The role of AI can’t be ignored when detecting deepfakes
Since the invention of recorded visual media, there have always been people on the lookout to deceive. Things range from the minor, such as phony UFO movies, to more serious issues like political leaders being erased from official photographs. Deepfakes are merely the latest manipulation technique on a long list, and their potential to pass as genuine realities is far outpacing the development of technology that detects them.
Associate Professor Toshihiko Yamasaki and graduate student, Kaede Shiohara from the University of Tokyo’s Computer Vision and Media Lab are researching flaws in artificial intelligence, among other things. They became interested in the subject of deepfakes and began investigating methods for detecting fraudulent content. Face recognition and deepfakes technologies are heavily criticized around the world. You can learn more about the latest regulations by reading the EU AI Act.
“There are many different methods to detecting deepfakes, and also various sets of training data which can be used to develop new ones. The problem is the existing detection methods tend to perform well within the bounds of a training set but less well across multiple data sets or, more crucially, when pit against state-of-the-art real-world examples. We felt the way to improve successful detections might be to rethink the way in which training data are used. This led to us developing what we call self-blended images (otherwise known as SBIs),” explained Yamasaki.
The most typical training data for detecting deepfakes are pairs of pictures, one from an unaltered source picture and the other from a counterpart faked image, where someone’s face or entire body has been replaced with that of someone else. Training on this sort of data resulted in limited detection of certain visual anomalies caused by modification while failing to detect others. They tried using training sets of synthesized pictures to grasp the problem better. They may thus better train detection algorithms to find such items by controlling what kinds of artifacts the training images included.
Detecting deepfakes is crucial, and researchers are continuously looking for new methods
“Essentially, we took clean source images of people from established data sets and introduced different subtle artifacts resulting from, for example, resizing or reshaping the image. Then we blended that image with the original unaltered source. The process of blending these images would also depend on the characteristics of the source image. A mask would be made so that only certain parts of the manipulated image would make it to the composite output. Many SBIs were compiled into our modified data set, which we then used to train detectors,” said Yamasaki.

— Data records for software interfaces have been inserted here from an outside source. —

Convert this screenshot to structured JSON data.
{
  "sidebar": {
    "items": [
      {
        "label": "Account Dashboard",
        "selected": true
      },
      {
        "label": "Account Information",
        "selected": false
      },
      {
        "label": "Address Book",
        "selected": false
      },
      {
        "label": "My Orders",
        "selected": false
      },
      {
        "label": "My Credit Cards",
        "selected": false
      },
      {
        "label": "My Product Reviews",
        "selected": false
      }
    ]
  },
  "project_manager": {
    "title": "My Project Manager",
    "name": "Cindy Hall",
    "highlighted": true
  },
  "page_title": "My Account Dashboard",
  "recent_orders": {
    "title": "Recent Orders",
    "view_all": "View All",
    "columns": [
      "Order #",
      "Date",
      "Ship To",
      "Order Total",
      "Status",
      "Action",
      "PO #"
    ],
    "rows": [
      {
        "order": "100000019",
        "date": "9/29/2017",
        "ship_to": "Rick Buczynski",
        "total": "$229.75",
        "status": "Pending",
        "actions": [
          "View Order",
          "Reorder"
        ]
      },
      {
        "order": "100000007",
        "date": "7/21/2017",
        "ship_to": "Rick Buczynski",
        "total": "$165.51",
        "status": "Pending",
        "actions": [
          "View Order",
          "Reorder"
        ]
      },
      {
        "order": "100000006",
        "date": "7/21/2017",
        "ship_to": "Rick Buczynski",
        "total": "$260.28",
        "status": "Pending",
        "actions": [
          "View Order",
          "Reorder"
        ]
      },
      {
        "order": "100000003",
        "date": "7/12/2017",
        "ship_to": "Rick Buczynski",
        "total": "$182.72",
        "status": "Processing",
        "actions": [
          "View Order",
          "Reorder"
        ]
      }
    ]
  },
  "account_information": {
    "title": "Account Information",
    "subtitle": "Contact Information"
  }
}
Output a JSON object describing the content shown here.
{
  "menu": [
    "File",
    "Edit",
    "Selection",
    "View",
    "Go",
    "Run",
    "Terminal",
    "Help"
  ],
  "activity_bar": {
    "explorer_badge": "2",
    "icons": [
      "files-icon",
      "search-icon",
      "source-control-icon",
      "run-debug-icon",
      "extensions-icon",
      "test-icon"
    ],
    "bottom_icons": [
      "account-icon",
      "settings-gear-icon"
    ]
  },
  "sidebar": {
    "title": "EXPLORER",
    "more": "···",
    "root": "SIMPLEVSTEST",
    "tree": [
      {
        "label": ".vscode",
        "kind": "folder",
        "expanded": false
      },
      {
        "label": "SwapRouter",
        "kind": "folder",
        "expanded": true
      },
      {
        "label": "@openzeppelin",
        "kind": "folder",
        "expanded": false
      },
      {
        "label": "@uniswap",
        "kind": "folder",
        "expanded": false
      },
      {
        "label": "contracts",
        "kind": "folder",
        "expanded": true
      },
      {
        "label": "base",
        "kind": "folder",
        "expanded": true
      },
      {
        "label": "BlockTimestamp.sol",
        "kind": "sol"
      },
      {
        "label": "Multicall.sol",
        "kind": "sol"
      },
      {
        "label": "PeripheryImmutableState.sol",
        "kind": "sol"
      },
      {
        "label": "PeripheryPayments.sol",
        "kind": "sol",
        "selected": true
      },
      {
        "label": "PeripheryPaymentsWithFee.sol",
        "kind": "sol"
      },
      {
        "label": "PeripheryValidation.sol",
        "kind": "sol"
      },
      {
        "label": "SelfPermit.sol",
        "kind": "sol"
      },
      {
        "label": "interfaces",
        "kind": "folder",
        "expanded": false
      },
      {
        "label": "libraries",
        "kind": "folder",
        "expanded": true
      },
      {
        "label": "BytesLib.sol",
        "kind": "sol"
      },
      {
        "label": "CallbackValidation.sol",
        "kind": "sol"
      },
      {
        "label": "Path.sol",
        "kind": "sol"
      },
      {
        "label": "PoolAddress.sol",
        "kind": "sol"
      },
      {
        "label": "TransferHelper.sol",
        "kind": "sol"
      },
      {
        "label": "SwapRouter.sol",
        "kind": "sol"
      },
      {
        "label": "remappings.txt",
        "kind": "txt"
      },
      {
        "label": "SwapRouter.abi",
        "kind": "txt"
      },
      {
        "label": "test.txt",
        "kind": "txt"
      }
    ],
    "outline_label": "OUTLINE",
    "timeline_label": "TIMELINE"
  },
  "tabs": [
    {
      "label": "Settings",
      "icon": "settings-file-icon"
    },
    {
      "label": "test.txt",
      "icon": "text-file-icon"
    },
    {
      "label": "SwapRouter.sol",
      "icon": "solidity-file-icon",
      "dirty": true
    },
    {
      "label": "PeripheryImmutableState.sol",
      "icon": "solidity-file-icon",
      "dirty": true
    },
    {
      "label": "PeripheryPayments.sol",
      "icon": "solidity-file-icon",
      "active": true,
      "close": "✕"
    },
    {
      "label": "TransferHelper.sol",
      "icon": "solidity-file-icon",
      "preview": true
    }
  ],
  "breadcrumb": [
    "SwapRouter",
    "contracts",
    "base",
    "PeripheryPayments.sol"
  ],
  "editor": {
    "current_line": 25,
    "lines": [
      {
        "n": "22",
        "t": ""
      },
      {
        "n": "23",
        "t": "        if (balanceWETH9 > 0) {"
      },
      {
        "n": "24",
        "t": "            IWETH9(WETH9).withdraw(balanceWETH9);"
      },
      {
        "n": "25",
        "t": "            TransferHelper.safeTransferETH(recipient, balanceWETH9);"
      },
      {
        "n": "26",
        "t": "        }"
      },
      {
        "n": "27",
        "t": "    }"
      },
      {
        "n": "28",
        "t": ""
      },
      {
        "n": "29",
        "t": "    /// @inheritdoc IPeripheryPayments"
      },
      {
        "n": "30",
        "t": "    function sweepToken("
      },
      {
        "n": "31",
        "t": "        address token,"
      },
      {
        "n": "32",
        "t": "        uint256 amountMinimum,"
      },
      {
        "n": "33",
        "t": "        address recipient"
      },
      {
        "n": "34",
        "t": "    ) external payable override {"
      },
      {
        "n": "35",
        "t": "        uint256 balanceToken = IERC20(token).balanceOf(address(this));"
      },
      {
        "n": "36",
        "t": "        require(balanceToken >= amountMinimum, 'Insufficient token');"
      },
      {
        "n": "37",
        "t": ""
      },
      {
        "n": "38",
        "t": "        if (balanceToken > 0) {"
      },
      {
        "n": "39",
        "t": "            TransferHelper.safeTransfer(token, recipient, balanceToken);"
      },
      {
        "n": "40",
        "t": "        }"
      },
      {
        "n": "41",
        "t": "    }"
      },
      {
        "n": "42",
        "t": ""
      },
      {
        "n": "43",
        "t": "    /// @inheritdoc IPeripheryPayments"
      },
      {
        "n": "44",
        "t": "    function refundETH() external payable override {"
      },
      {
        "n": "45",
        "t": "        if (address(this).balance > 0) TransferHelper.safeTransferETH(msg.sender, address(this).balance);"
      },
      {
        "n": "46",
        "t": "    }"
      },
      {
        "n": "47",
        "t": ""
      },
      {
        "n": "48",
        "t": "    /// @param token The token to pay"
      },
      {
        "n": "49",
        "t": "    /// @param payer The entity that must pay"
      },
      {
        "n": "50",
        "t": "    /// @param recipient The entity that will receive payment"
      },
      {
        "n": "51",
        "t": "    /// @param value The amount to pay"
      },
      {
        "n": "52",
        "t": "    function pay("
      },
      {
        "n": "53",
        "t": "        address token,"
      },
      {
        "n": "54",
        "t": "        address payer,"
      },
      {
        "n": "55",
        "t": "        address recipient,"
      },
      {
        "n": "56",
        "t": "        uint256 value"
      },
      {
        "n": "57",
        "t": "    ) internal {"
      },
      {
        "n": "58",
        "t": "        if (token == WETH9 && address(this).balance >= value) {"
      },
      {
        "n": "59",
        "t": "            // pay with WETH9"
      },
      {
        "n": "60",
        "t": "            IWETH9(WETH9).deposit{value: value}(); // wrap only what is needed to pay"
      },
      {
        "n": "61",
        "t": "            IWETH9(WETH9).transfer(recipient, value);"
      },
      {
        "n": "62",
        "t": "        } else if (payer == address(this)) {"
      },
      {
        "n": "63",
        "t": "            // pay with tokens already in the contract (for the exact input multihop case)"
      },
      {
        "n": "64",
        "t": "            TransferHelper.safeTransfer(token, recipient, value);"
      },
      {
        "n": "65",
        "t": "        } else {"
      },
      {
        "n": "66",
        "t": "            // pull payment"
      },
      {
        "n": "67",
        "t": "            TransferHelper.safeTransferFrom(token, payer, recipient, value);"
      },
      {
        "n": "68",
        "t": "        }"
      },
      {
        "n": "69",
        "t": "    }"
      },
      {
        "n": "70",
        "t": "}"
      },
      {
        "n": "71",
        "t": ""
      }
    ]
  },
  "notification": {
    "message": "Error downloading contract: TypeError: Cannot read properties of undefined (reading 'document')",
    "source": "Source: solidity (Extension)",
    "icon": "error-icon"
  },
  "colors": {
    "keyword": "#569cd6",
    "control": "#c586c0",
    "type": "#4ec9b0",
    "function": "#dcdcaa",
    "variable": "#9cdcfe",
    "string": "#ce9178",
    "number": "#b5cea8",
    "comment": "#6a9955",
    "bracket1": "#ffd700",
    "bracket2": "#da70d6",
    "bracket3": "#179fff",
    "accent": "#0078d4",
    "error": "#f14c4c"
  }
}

The researchers discovered that changing the data sets improved around 5–12% when detecting deepfakes, depending on the original data set they were compared to. These may not appear to be significant boosts, but they might make the difference between a hacker succeeding or failing to impact their intended audience somehow. You can also find out how does AI overcome the fundamental issues with traditional cybersecurity, by reading our article.
“Naturally, we wish to improve upon this idea. It works best on still images, but videos can have temporal artifacts we cannot yet detect. Also, deepfakes are usually only partially synthesized. We might also explore ways to detect entirely synthetic images, too. However, I envisage in the near future this kind of research might work its way onto social media platforms and other service providers so that they can better flag potentially manipulated images with some kind of warning,” said Yamasaki.